Garella. "He may now have to put on the occasional
show of mild resistance to Chinese influence.
Beijing can be expected to be his willing partner
in putting on that show."
Cambodia is "the
hard forward theater for China in Southeast Asia"
where Beijing can influence a vulnerable country
bordered by Vietnam, Laos and Thailand, and
utilize Cambodia's southern coast along the Gulf
of Thailand, said Nate Thayer, an award winning
journalist who has reported extensively on
Cambodia, including exclusive interviews with Pol
Pot just before the Khmer Rouge leader died in the
jungle in 1997.
"The amount of political
and economic influence and control they [China]
have achieved in recent years is phenomenal, and
has the US alarmed," Thayer, now based in
Washington, said in an email hours after
Sihanouk's death. "The amount of land, mineral,
and natural resource concessions they [China] have
taken is staggering."
environmental groups have drawn attention to the
influx of Chinese funds amid allegations of human
rights abuses against Cambodians who protest
against the rapid ecological degradation of their
country. Chinese companies have also been
implicated in a recent rash of state-supported
"Sihanouk, alone, could
speak his mind on the internal shenanigans in
Cambodia without retribution, but that role had
flickered dim in recent years," Thayer said.
Without Sihanouk, Cambodia "will become a refuse
for financial bad actors, international mafia, and
petty criminals," who can "operate without
interference", he said.
They may partner
with, or compete against, China's vast financial

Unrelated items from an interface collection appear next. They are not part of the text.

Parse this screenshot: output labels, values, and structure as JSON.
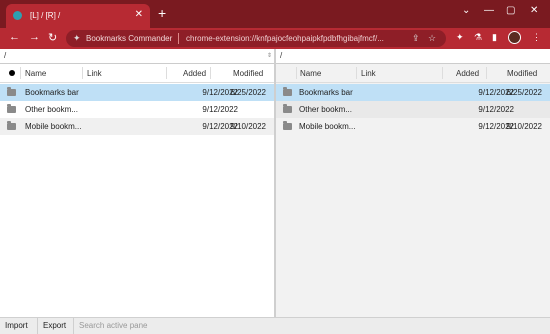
{
  "browser": {
    "tab_title": "[L] / [R] /",
    "close_glyph": "✕",
    "new_tab_glyph": "+",
    "window_controls": {
      "menu": "⌄",
      "minimize": "—",
      "maximize": "▢",
      "close": "✕"
    },
    "nav": {
      "back": "←",
      "forward": "→",
      "reload": "↻"
    },
    "omnibox": {
      "site_name": "Bookmarks Commander",
      "url": "chrome-extension://knfpajocfeohpaipkfpdbfhgibajfmcf/...",
      "share_glyph": "⇪",
      "star_glyph": "☆"
    },
    "toolbar_icons": {
      "extensions": "✦",
      "lab": "⚗",
      "sidepanel": "▮",
      "menu": "⋮"
    },
    "colors": {
      "frame": "#7a1a20",
      "toolbar": "#b72a33",
      "selection": "#bfe0f6"
    }
  },
  "left_pane": {
    "path": "/",
    "columns": {
      "name": "Name",
      "link": "Link",
      "added": "Added",
      "modified": "Modified"
    },
    "rows": [
      {
        "name": "Bookmarks bar",
        "added": "9/12/2022",
        "modified": "6/25/2022"
      },
      {
        "name": "Other bookm...",
        "added": "9/12/2022",
        "modified": ""
      },
      {
        "name": "Mobile bookm...",
        "added": "9/12/2022",
        "modified": "9/10/2022"
      }
    ]
  },
  "right_pane": {
    "path": "/",
    "columns": {
      "name": "Name",
      "link": "Link",
      "added": "Added",
      "modified": "Modified"
    },
    "rows": [
      {
        "name": "Bookmarks bar",
        "added": "9/12/2022",
        "modified": "6/25/2022"
      },
      {
        "name": "Other bookm...",
        "added": "9/12/2022",
        "modified": ""
      },
      {
        "name": "Mobile bookm...",
        "added": "9/12/2022",
        "modified": "9/10/2022"
      }
    ]
  },
  "bottom_bar": {
    "import_label": "Import",
    "export_label": "Export",
    "search_placeholder": "Search active pane"
  }
}
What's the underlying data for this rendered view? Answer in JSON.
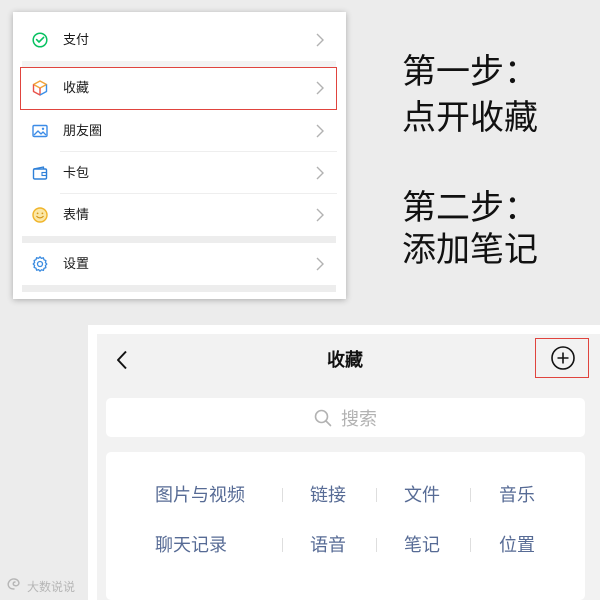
{
  "colors": {
    "page_background": "#ececec",
    "highlight_border": "#e0443e",
    "category_text": "#576b95",
    "placeholder_text": "#b2b2b2",
    "wechat_green": "#07c160"
  },
  "menu": {
    "items": [
      {
        "label": "支付",
        "icon": "wechat-pay-icon"
      },
      {
        "label": "收藏",
        "icon": "favorites-cube-icon",
        "highlighted": true
      },
      {
        "label": "朋友圈",
        "icon": "moments-photo-icon"
      },
      {
        "label": "卡包",
        "icon": "card-wallet-icon"
      },
      {
        "label": "表情",
        "icon": "sticker-smiley-icon"
      },
      {
        "label": "设置",
        "icon": "settings-gear-icon"
      }
    ]
  },
  "instructions": {
    "step1": {
      "title": "第一步：",
      "text": "点开收藏"
    },
    "step2": {
      "title": "第二步：",
      "text": "添加笔记"
    }
  },
  "favorites_screen": {
    "back_icon": "back-chevron-icon",
    "title": "收藏",
    "add_icon": "plus-circle-icon",
    "add_highlighted": true,
    "search": {
      "icon": "search-icon",
      "placeholder": "搜索"
    },
    "categories": [
      [
        "图片与视频",
        "链接",
        "文件",
        "音乐"
      ],
      [
        "聊天记录",
        "语音",
        "笔记",
        "位置"
      ]
    ]
  },
  "watermark": {
    "text": "大数说说"
  }
}
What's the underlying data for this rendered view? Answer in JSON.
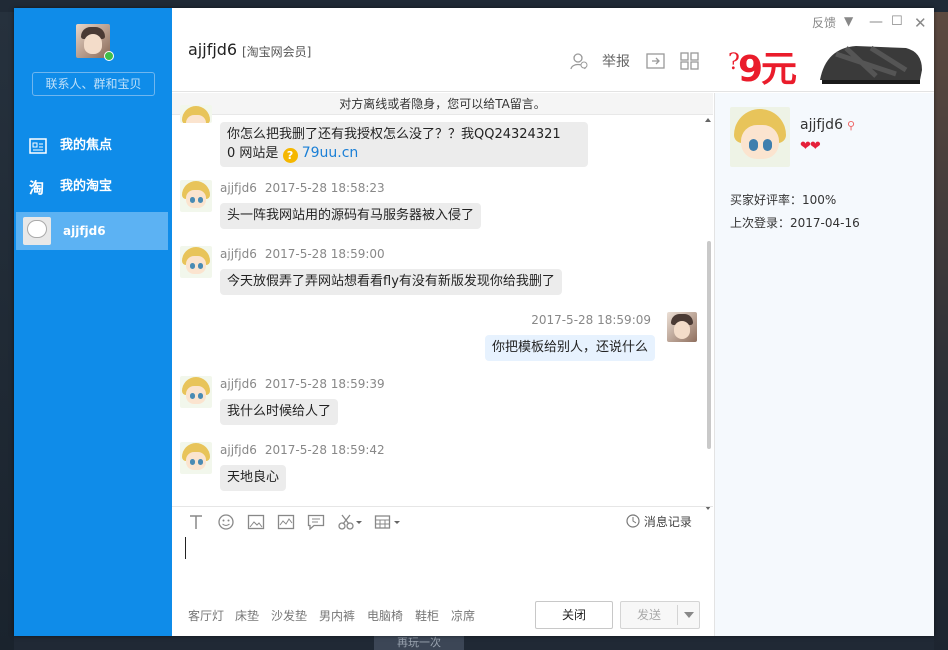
{
  "background": {
    "top_text": "",
    "replay_button": "再玩一次"
  },
  "sidebar": {
    "search_placeholder": "联系人、群和宝贝",
    "nav": [
      {
        "label": "我的焦点",
        "icon": "focus-icon"
      },
      {
        "label": "我的淘宝",
        "icon": "taobao-icon"
      }
    ],
    "active_contact": "ajjfjd6"
  },
  "header": {
    "contact_name": "ajjfjd6",
    "member_tag": "[淘宝网会员]",
    "report_label": "举报",
    "feedback_label": "反馈",
    "ad": {
      "question": "?",
      "price": "9元"
    }
  },
  "chat": {
    "notice": "对方离线或者隐身，您可以给TA留言。",
    "messages": [
      {
        "sender": "ajjfjd6",
        "time": "",
        "text": "你怎么把我删了还有我授权怎么没了？？我QQ24324321",
        "text2": "0  网站是 ",
        "link": "79uu.cn",
        "mine": false
      },
      {
        "sender": "ajjfjd6",
        "time": "2017-5-28 18:58:23",
        "text": "头一阵我网站用的源码有马服务器被入侵了",
        "mine": false
      },
      {
        "sender": "ajjfjd6",
        "time": "2017-5-28 18:59:00",
        "text": "今天放假弄了弄网站想看看fly有没有新版发现你给我删了",
        "mine": false
      },
      {
        "sender": "me",
        "time": "2017-5-28 18:59:09",
        "text": "你把模板给别人，还说什么",
        "mine": true
      },
      {
        "sender": "ajjfjd6",
        "time": "2017-5-28 18:59:39",
        "text": "我什么时候给人了",
        "mine": false
      },
      {
        "sender": "ajjfjd6",
        "time": "2017-5-28 18:59:42",
        "text": "天地良心",
        "mine": false
      }
    ]
  },
  "input": {
    "history_label": "消息记录",
    "suggestions": [
      "客厅灯",
      "床垫",
      "沙发垫",
      "男内裤",
      "电脑椅",
      "鞋柜",
      "凉席"
    ],
    "close_label": "关闭",
    "send_label": "发送"
  },
  "info_panel": {
    "name": "ajjfjd6",
    "rating_label": "买家好评率：",
    "rating_value": "100%",
    "last_login_label": "上次登录：",
    "last_login_value": "2017-04-16",
    "hearts": "❤❤"
  },
  "colors": {
    "sidebar": "#0f8ce9",
    "sidebar_active": "#5cb2f3",
    "link": "#1a7fd6",
    "price": "#ea1c2b"
  }
}
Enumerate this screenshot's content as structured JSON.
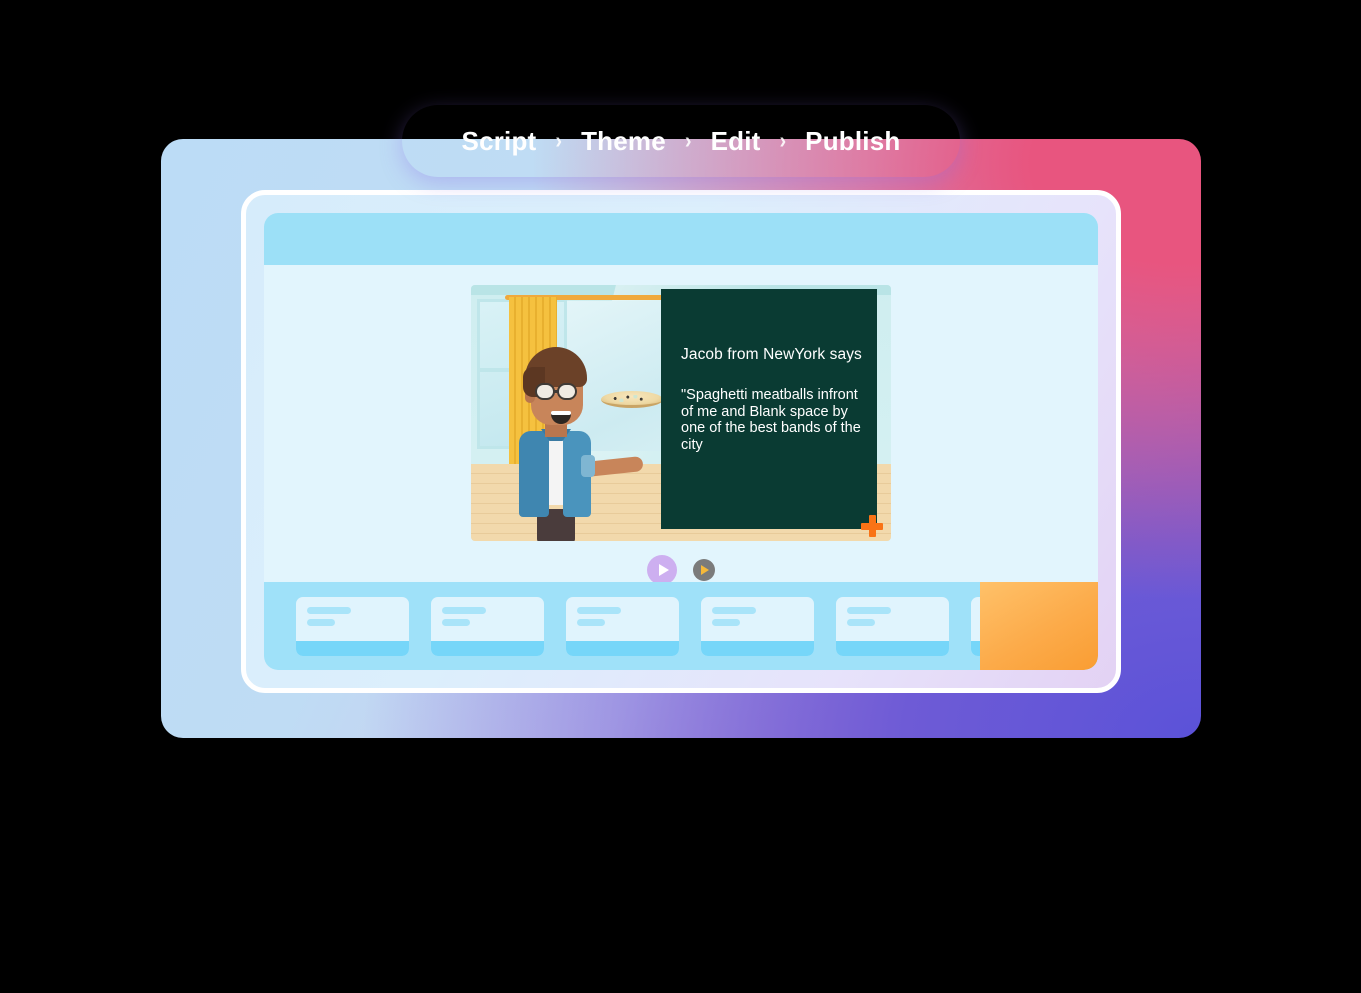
{
  "breadcrumb": {
    "name": "workflow-steps",
    "separator": "›",
    "steps": [
      {
        "label": "Script",
        "active": false
      },
      {
        "label": "Theme",
        "active": false
      },
      {
        "label": "Edit",
        "active": true
      },
      {
        "label": "Publish",
        "active": false
      }
    ]
  },
  "app": {
    "header_title": "",
    "canvas": {
      "scene_description": "character-holding-pizza-in-room",
      "text_overlay": {
        "title": "Jacob from NewYork says",
        "quote": "\"Spaghetti meatballs infront of me and Blank space by one of the best bands of the city",
        "background_color": "#0a3b33",
        "text_color": "#ffffff"
      },
      "add_icon": "plus-icon",
      "add_icon_color": "#f97316"
    },
    "controls": {
      "play_main": {
        "icon": "play-icon",
        "color": "#cdaff0",
        "glyph_color": "#ffffff"
      },
      "play_secondary": {
        "icon": "play-icon",
        "color": "#7b7b7b",
        "glyph_color": "#f5b93a"
      }
    },
    "timeline": {
      "background_color": "#9fe1f9",
      "scenes": [
        {
          "id": "scene-1"
        },
        {
          "id": "scene-2"
        },
        {
          "id": "scene-3"
        },
        {
          "id": "scene-4"
        },
        {
          "id": "scene-5"
        },
        {
          "id": "scene-6"
        }
      ],
      "panel": {
        "name": "add-scene-panel",
        "color": "#fcab4a"
      }
    }
  },
  "colors": {
    "breadcrumb_gradient_start": "#f07ff2",
    "breadcrumb_gradient_end": "#5f9bf7",
    "card_blue": "#bcdcf6",
    "card_pink": "#e8557f",
    "card_purple": "#5b52d8",
    "app_header": "#9ce0f7",
    "app_body": "#e2f5fd"
  }
}
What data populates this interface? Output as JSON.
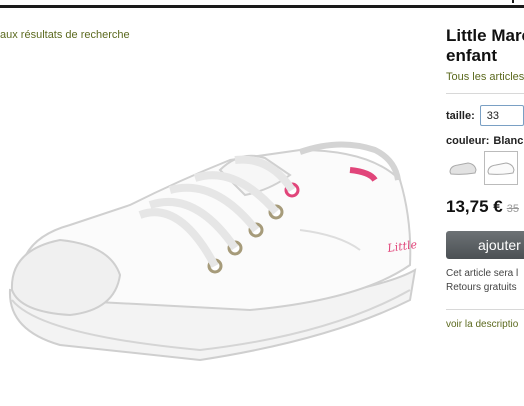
{
  "breadcrumb": {
    "back_label": "aux résultats de recherche"
  },
  "product": {
    "title_line1": "Little Marc",
    "title_line2": "enfant",
    "all_articles_link": "Tous les articles",
    "size_label": "taille:",
    "size_value": "33",
    "color_label": "couleur:",
    "color_value": "Blanc",
    "price": "13,75 €",
    "old_price": "35",
    "add_button_label": "ajouter",
    "info_line1": "Cet article sera l",
    "info_line2": "Retours gratuits",
    "description_link": "voir la descriptio"
  },
  "colors": {
    "accent_link": "#5c6a1f",
    "button": "#55595c",
    "topbar": "#1a1a1a"
  },
  "icons": {
    "swatch_1": "shoe-thumbnail-grey",
    "swatch_2": "shoe-thumbnail-white",
    "product_image": "white-canvas-sneaker"
  }
}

interests in Cambodia's infrastructure and other
big ticket development projects, which have also
recently attracted investors from South Korea,
Thailand, Japan, America and others. Last year,
China reportedly invested more than $2 billion in
China's recent acquisitions and
construction deals did not rely on Sihanouk, and
the real value of their relationship peaked in the
late 1970s or early 1980s. Cambodia's reigning
King Sihamoni, Sihanouk's eldest son, who took the
throne in 2004, is not perceived to have the same
powerful influence or charisma that his father
"I don't think China loses
anything from Sihanouk's death," said
Bangkok-based Bradley Cox, who made two
investigative documentary films in Cambodia.
"China and Cambodia are basically in business
together. China gets influence and investment, and
Cambodia's elite get paid off."
'unofficial' check and balance to Hun Sen's power
was Sihanouk. Sihanouk was loved by the people, so
he could really throw a spanner into the works if
he chose to. So Hun Sen often sought out his
approval and tread lightly around him," Cox said.
"With Sihanouk gone, there is nobody to keep Hun
Sen in check."
Sihanouk was crowned in
Phnom Penh, Cambodia's capital, by the Nazi-backed
Vichy French colonial regime in 1941. In his book
titled Sihanouk Reminisces, he described
how he "ordered" his "army to transport Chinese
and Soviet arms" from Cambodia's port to anti-US
Vietnamese guerrillas in "safe holds on the
Cambodia-South Vietnam border".
Washington supported a coup that toppled
then-Prince Sihanouk, who was head of state.
Sihanouk then supported anti-US Khmer Rouge
guerrillas and helped pave the way for Pol Pot's
1975-1979 "killing fields" regime, which killed an
estimated 1.7 million Cambodians. Sihanouk
supported the radical Maoist group again during
the 1980s in a loose alliance against Vietnam's
occupation of Cambodia.
frequently used China as a sanctuary and power
base, which gave China's ruling communists a vital
link to Pol Pot's communists and continued China's
special access to Cambodia.
S Ehrlich is a Bangkok-based journalist from
San Francisco, California, reporting news from
Asia since 1978, and recipient of Columbia
University's Foreign Correspondent's Award. His
websites are http://www.asia-correspondent.110mb.com